The nonpartisan No Labels group that was launched Monday in New York with Bloomberg on stage and hundreds of like-minded centrists in the audience could provide the organization. But the founders, mostly powerful Washington insiders, made sure to insist it is not a sleeper cell for a Bloomberg candidacy. They said they hoped to attract 1 million members by next year to act as sort of hall monitors to stop partisan bickering and push moderate politicians like, yes, Bloomberg.
Then came the announcement Thursday that Bloomberg's global financial media company was starting an opinion section. "Bloomberg is keeping himself in the field in case lightning strikes and he decides to run," said a friend who spoke on the condition of anonymity to avoid angering the mayor.
"Mike and his people don't like anyone to talk about this stuff publicly, but this is exactly how he played the game four years ago," the friend added.
During the last presidential cycle, Bloomberg was similarly flirtatious in public while his aides privately studied his viability as a candidate. He gave speeches, went on talk shows, kept up the denials, but ultimately decided the conditions weren't right. Or as he joked, when asked in spring 2007 whether he was running: "A short, Jewish billionaire from New York? C'mon."
For conditions to ripen for any outsider to make headway in 2012, President Obama would still have to be politically hobbled and the economy still stalled, said Don Baer, a former advisor to President Clinton. "In that case, there would be a lot of people looking around for new solutions, new people — and the conditions for an independent third force running and winning would be greater than in any in our lifetimes."
In the past, third-party candidates have mostly been spoilers. In 1992, Ross Perot, a wealthy, eccentric Texan with no experience in governing, received a historic 19% of the vote that might otherwise have helped George H.W. Bush get reelected, but instead vaulted Clinton into power.
Baer, now a Washington public relations executive, speculated that Bloomberg wouldn't want to be a spoiler for Obama, though the mayor would appeal to those who want a leader who can just "get the job done."
"There may be others out there like that," Baer said, "but it's hard to imagine someone else with the same profile and platform and record."
Bloomberg was elected to a third mayoral term last year, but the vote margin was narrow and turnout low.
In his second term, he began focusing on national problems. He launched a coalition of mayors and business leaders to overhaul immigration policy; he stormed Washington with Govs. Arnold Schwarzenegger (R-Calif.) and Ed Rendell (D-Pa.) to raise awareness about the country's crumbling infrastructure. He led a national effort to improve public health.
It is not unprecedented for New York mayors to weigh in on national issues and aspire to the White House. The joke around City Hall during former Mayor Ed Koch's era was that he even had his own foreign policy.

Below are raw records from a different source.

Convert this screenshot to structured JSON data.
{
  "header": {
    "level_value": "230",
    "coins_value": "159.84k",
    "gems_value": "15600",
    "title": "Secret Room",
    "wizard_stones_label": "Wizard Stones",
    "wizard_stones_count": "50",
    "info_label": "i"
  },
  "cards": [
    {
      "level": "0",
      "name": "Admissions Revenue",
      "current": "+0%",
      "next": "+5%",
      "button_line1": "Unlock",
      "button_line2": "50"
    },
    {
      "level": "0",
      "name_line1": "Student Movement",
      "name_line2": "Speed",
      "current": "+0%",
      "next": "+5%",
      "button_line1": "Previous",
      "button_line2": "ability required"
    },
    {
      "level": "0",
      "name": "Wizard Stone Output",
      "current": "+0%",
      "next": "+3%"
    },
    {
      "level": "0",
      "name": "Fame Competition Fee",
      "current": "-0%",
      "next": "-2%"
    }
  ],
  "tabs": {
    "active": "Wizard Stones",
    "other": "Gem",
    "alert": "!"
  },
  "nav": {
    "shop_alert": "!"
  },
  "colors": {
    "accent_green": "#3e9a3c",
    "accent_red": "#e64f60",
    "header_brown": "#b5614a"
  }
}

Joyce Purnick, a journalist who wrote the biography "Mike Bloomberg: Money, Power, Politics," said she suspected he was expanding his national profile less out of a profound desire to be president than because he was "close to panicking" about what he'll do when his term expires.

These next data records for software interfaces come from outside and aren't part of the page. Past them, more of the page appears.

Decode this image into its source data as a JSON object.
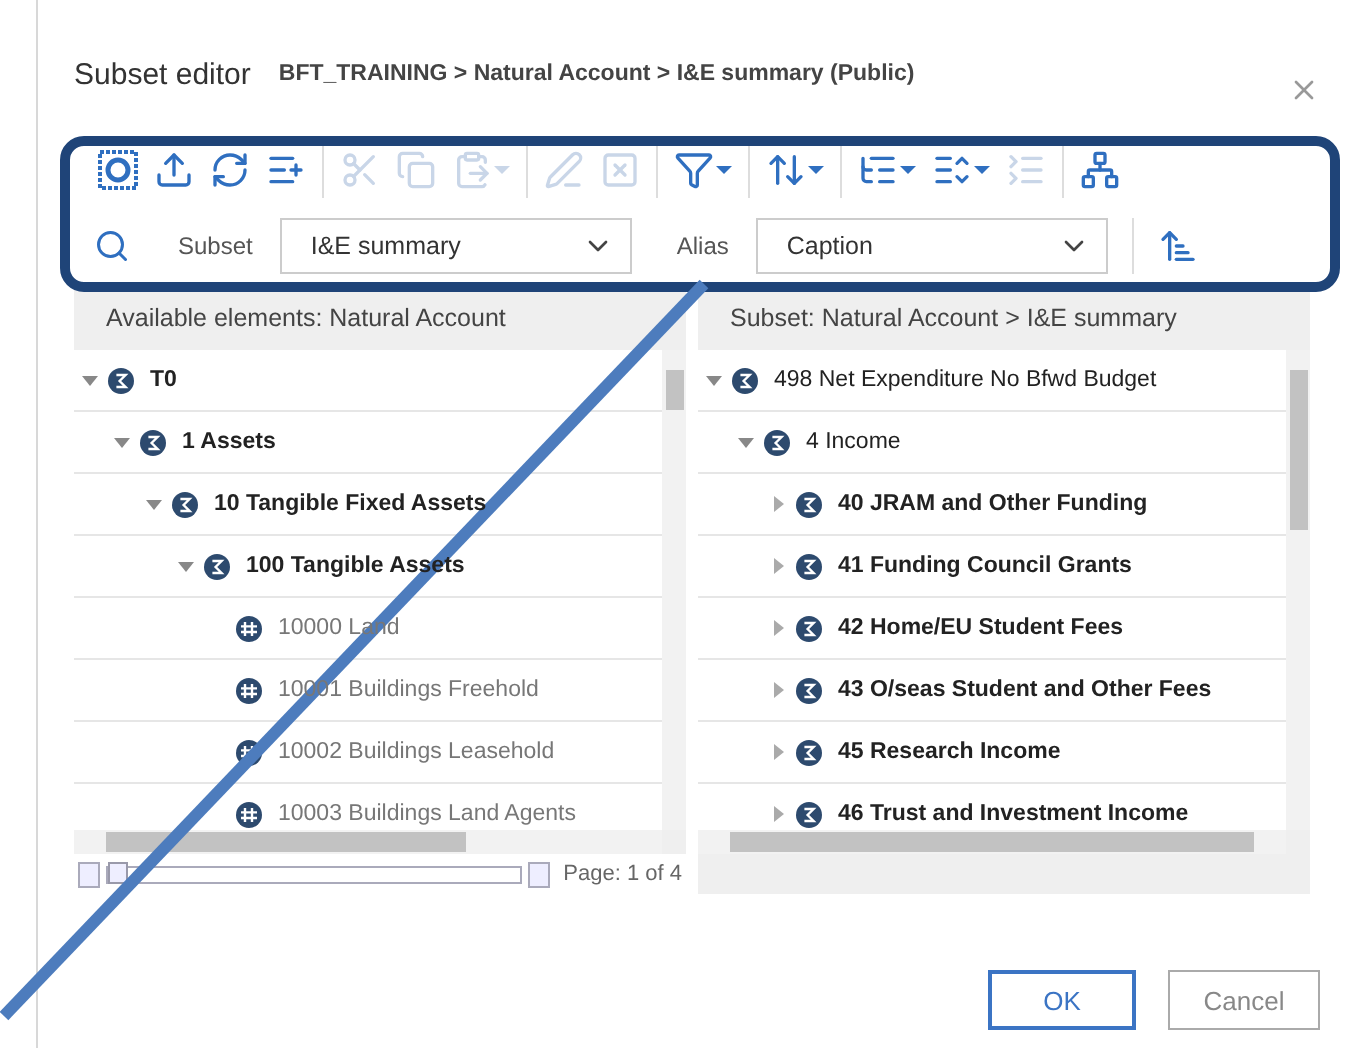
{
  "dialog": {
    "title": "Subset editor",
    "breadcrumb": "BFT_TRAINING > Natural Account > I&E summary (Public)"
  },
  "toolbar": {
    "groups": [
      [
        {
          "disabled": false,
          "dropdown": false
        },
        {
          "disabled": false,
          "dropdown": false
        },
        {
          "disabled": false,
          "dropdown": false
        },
        {
          "disabled": false,
          "dropdown": false
        }
      ],
      [
        {
          "disabled": true,
          "dropdown": false
        },
        {
          "disabled": true,
          "dropdown": false
        },
        {
          "disabled": true,
          "dropdown": true
        }
      ],
      [
        {
          "disabled": true,
          "dropdown": false
        },
        {
          "disabled": true,
          "dropdown": false
        }
      ],
      [
        {
          "disabled": false,
          "dropdown": true
        }
      ],
      [
        {
          "disabled": false,
          "dropdown": true
        }
      ],
      [
        {
          "disabled": false,
          "dropdown": true
        },
        {
          "disabled": false,
          "dropdown": true
        },
        {
          "disabled": true,
          "dropdown": false
        }
      ],
      [
        {
          "disabled": false,
          "dropdown": false
        }
      ]
    ]
  },
  "subset": {
    "label": "Subset",
    "value": "I&E summary"
  },
  "alias": {
    "label": "Alias",
    "value": "Caption"
  },
  "available": {
    "header": "Available elements: Natural Account",
    "pager": {
      "label": "Page: 1 of 4",
      "level": 0
    },
    "items": [
      {
        "label": "T0",
        "kind": "consolidated",
        "expanded": true,
        "children": [
          {
            "label": "1 Assets",
            "kind": "consolidated",
            "expanded": true,
            "children": [
              {
                "label": "10 Tangible Fixed Assets",
                "kind": "consolidated",
                "expanded": true,
                "children": [
                  {
                    "label": "100 Tangible Assets",
                    "kind": "consolidated",
                    "expanded": true,
                    "children": [
                      {
                        "label": "10000 Land",
                        "kind": "leaf"
                      },
                      {
                        "label": "10001 Buildings Freehold",
                        "kind": "leaf"
                      },
                      {
                        "label": "10002 Buildings Leasehold",
                        "kind": "leaf"
                      },
                      {
                        "label": "10003 Buildings Land Agents",
                        "kind": "leaf"
                      }
                    ]
                  }
                ]
              }
            ]
          }
        ]
      }
    ]
  },
  "subset_panel": {
    "header": "Subset: Natural Account > I&E summary",
    "items": [
      {
        "label": "498 Net Expenditure No Bfwd Budget",
        "kind": "consolidated",
        "expanded": true,
        "children": [
          {
            "label": "4 Income",
            "kind": "consolidated",
            "expanded": true,
            "children": [
              {
                "label": "40 JRAM and Other Funding",
                "kind": "consolidated",
                "expanded": false
              },
              {
                "label": "41 Funding Council Grants",
                "kind": "consolidated",
                "expanded": false
              },
              {
                "label": "42 Home/EU Student Fees",
                "kind": "consolidated",
                "expanded": false
              },
              {
                "label": "43 O/seas Student and Other Fees",
                "kind": "consolidated",
                "expanded": false
              },
              {
                "label": "45 Research Income",
                "kind": "consolidated",
                "expanded": false
              },
              {
                "label": "46 Trust and Investment Income",
                "kind": "consolidated",
                "expanded": false
              }
            ]
          }
        ]
      }
    ]
  },
  "buttons": [
    {
      "label": "OK",
      "kind": "primary"
    },
    {
      "label": "Cancel",
      "kind": "secondary"
    }
  ]
}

"He will be 70 in 2012 and he's fearing the loss of relevance," she said. "The mayor of New York is an international celebrity and has a platform.... Who will he be when that's gone?"
Just another New Yorker worth at last estimate $20 billion?
Purnick described Bloomberg as a restive personality who always looked around for the next challenge and absolutely believes he's qualified to be president. "Will he run? I suspect he will not," Purnick said. "As he did when he ran for mayor in 2001, he would only run if he saw a path to victory, and the chances of a third-party candidate being any more than a spoiler are slim."